remain in situations and with people that cause some level of disappointment and stress. In many ways, this is the kind of Thanksgiving many of us our having.
On this Thanksgiving I wonder if it would be helpful for us to remind ourselves of Object Constancy and Splitting, as concepts that may help foster growth and help us to cope. This year is not a normal Thanksgiving, but we can tolerate it better knowing that eventually normal Thanksgivings will return. Although this Thanksgiving has presented many disappointments and losses, there are also inherent positives. If nothing else, this Thanksgiving has presented an opportunity for us to grow our resiliency and to challenge ourselves to integrate the various aspects of our experience: good and bad, loneliness and togetherness, concerns about safety but physical health that is present, loved ones that we miss and loved ones that are close, Thanksgiving food that we usually get to share but that we can also enjoy the taste of alone. This year I am grateful for many, many things, and I also am saddened by many, many losses, and that is okay. This season is a season, and not my favorite one at that. However, this season is temporary and the growth that I achieve during this time doesn’t have to be.

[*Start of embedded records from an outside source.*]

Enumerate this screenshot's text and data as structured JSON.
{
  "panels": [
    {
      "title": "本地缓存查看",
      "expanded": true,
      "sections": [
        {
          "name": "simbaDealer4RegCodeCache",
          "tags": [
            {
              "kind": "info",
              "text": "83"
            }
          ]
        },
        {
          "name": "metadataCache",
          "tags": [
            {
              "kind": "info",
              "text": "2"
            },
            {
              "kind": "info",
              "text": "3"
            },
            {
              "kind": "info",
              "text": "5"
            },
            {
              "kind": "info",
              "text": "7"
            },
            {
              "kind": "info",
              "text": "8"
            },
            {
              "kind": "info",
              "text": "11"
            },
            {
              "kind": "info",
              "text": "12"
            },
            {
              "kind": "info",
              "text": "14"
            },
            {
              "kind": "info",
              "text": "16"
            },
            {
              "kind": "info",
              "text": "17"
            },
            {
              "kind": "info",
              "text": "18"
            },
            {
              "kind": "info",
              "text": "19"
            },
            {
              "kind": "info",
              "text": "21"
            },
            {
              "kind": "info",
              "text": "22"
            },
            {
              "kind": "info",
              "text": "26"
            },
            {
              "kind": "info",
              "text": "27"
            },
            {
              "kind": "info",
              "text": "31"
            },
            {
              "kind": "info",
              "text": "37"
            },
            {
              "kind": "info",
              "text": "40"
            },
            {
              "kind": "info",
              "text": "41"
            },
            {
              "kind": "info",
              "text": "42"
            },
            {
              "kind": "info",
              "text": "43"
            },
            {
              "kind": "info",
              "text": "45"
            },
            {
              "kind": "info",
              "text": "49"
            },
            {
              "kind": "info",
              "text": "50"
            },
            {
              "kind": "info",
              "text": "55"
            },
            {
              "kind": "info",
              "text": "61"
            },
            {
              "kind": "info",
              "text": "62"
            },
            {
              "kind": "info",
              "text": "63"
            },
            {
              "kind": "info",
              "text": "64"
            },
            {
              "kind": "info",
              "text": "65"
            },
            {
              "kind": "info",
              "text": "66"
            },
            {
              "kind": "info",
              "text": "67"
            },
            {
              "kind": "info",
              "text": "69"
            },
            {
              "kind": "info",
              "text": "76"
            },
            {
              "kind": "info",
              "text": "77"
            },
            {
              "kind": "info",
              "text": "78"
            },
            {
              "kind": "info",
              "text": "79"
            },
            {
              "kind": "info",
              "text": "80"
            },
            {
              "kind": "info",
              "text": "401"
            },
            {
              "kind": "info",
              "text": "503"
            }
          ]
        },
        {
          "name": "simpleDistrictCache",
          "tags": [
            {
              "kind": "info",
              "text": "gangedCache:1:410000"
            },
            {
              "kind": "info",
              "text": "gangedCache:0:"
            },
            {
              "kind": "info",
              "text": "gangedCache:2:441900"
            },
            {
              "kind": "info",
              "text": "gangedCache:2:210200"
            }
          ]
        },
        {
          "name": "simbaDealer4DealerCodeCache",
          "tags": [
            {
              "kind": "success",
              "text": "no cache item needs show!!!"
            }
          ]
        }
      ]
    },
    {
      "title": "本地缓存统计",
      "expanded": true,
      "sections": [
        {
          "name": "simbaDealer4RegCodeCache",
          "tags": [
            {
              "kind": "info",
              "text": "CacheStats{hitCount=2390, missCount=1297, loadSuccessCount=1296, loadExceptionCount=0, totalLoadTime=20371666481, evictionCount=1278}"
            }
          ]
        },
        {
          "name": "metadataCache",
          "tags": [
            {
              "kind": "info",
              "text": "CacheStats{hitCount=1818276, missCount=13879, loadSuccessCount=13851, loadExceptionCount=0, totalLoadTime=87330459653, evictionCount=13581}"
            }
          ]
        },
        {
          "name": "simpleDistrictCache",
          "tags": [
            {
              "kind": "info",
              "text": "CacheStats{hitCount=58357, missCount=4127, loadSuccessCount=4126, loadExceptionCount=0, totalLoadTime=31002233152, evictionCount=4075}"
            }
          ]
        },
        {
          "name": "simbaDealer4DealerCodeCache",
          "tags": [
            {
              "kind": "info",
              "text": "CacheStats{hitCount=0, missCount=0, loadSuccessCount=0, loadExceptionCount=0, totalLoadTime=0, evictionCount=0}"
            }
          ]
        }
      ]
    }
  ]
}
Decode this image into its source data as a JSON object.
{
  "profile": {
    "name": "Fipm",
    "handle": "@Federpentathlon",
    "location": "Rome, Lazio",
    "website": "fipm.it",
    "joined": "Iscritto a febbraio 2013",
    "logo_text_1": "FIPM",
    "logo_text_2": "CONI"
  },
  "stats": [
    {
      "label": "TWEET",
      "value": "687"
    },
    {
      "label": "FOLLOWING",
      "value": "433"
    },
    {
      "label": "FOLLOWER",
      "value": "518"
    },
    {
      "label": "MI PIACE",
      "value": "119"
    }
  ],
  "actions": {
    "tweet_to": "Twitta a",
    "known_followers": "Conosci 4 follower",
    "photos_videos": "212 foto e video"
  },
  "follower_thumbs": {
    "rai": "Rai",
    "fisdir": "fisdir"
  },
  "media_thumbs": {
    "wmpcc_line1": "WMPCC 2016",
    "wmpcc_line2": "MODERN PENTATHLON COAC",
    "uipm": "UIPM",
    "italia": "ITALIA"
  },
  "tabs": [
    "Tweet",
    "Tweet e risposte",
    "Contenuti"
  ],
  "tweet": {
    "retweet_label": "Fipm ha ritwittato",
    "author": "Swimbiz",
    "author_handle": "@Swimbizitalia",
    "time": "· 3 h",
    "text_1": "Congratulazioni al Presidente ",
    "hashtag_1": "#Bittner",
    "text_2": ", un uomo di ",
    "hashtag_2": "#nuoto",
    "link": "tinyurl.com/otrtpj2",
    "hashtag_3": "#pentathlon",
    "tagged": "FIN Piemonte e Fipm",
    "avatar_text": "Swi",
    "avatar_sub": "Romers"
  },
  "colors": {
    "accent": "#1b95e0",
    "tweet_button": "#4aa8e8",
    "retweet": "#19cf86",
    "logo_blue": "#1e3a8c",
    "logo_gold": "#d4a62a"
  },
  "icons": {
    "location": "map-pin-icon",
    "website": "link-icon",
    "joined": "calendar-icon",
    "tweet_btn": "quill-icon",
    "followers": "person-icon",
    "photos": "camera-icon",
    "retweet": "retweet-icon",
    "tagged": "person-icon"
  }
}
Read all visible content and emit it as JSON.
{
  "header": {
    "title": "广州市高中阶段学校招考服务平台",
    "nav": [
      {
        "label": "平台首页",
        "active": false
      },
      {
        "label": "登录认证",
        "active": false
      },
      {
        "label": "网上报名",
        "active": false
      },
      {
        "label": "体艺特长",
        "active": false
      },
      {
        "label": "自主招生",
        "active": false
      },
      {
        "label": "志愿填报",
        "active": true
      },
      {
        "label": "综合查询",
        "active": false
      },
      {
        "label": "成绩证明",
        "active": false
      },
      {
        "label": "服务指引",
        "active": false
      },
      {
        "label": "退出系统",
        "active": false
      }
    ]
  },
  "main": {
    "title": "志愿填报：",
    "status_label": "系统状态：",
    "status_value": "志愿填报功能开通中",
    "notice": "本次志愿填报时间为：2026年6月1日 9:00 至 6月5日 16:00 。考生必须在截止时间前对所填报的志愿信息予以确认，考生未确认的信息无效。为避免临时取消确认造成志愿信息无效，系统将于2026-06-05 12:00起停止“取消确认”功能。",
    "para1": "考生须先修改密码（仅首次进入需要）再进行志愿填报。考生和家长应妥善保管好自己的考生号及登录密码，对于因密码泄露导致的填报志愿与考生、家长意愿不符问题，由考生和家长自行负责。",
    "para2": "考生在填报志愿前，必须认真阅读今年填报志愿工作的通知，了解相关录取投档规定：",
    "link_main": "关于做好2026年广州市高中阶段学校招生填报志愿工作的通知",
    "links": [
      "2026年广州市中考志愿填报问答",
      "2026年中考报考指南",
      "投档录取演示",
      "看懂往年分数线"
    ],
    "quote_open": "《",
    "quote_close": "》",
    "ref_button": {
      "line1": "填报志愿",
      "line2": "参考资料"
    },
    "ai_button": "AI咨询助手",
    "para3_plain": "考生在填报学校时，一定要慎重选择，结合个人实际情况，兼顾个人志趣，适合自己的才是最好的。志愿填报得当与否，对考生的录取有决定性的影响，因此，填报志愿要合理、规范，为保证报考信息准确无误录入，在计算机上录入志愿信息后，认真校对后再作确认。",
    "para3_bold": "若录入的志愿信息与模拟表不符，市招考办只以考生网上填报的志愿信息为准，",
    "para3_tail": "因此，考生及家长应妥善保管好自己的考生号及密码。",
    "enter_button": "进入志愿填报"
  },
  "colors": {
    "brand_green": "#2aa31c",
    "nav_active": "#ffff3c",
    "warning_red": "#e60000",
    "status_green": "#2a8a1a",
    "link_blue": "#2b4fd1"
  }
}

Integration and Gratitude
To all of us, I wish a season of successful integration of all of the shades of gray in life that we are currently facing, and the ability to not split our experiences into all bad. May we be mindful of the concept of Object Constancy and have an eagerness to learn and grow as we realize that normal Thanksgivings will return. May we all find many, many things to be grateful for this year, while we simultaneously acknowledge and grieve the many, many things that we have lost this year. Here’s to a new year that is just around the corner!